→ **EXERCISE REQUIREMENTS**:
This task calls for printing every entry exactly.

→ **DATA TO USE**:

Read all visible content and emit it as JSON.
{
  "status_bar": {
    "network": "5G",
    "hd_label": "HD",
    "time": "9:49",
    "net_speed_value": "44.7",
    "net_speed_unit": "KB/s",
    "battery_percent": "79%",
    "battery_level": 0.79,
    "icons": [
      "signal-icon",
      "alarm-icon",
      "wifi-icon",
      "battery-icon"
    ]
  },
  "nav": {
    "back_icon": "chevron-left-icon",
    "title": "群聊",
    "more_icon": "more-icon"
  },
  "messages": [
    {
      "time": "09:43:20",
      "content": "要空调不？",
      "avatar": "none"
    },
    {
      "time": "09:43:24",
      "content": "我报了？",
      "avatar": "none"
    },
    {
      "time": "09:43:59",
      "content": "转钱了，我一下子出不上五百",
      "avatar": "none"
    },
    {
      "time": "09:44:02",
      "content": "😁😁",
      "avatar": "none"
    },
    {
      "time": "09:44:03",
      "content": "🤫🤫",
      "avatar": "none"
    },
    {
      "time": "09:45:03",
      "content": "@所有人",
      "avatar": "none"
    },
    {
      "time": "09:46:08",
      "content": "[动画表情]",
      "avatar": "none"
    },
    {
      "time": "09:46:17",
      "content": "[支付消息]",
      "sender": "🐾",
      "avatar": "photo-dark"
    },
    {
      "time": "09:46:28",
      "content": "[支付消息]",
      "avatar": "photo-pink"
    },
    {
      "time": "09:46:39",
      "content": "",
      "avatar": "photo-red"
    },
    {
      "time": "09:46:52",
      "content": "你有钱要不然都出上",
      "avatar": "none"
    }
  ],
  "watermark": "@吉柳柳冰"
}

→ **TASK ANSWER**:
Read all visible content and emit it as JSON.
{
  "status_bar": {
    "network": "5G",
    "hd_label": "HD",
    "time": "9:49",
    "net_speed_value": "44.7",
    "net_speed_unit": "KB/s",
    "battery_percent": "79%",
    "battery_level": 0.79,
    "icons": [
      "signal-icon",
      "alarm-icon",
      "wifi-icon",
      "battery-icon"
    ]
  },
  "nav": {
    "back_icon": "chevron-left-icon",
    "title": "群聊",
    "more_icon": "more-icon"
  },
  "messages": [
    {
      "time": "09:43:20",
      "content": "要空调不？",
      "avatar": "none"
    },
    {
      "time": "09:43:24",
      "content": "我报了？",
      "avatar": "none"
    },
    {
      "time": "09:43:59",
      "content": "转钱了，我一下子出不上五百",
      "avatar": "none"
    },
    {
      "time": "09:44:02",
      "content": "😁😁",
      "avatar": "none"
    },
    {
      "time": "09:44:03",
      "content": "🤫🤫",
      "avatar": "none"
    },
    {
      "time": "09:45:03",
      "content": "@所有人",
      "avatar": "none"
    },
    {
      "time": "09:46:08",
      "content": "[动画表情]",
      "avatar": "none"
    },
    {
      "time": "09:46:17",
      "content": "[支付消息]",
      "sender": "🐾",
      "avatar": "photo-dark"
    },
    {
      "time": "09:46:28",
      "content": "[支付消息]",
      "avatar": "photo-pink"
    },
    {
      "time": "09:46:39",
      "content": "",
      "avatar": "photo-red"
    },
    {
      "time": "09:46:52",
      "content": "你有钱要不然都出上",
      "avatar": "none"
    }
  ],
  "watermark": "@吉柳柳冰"
}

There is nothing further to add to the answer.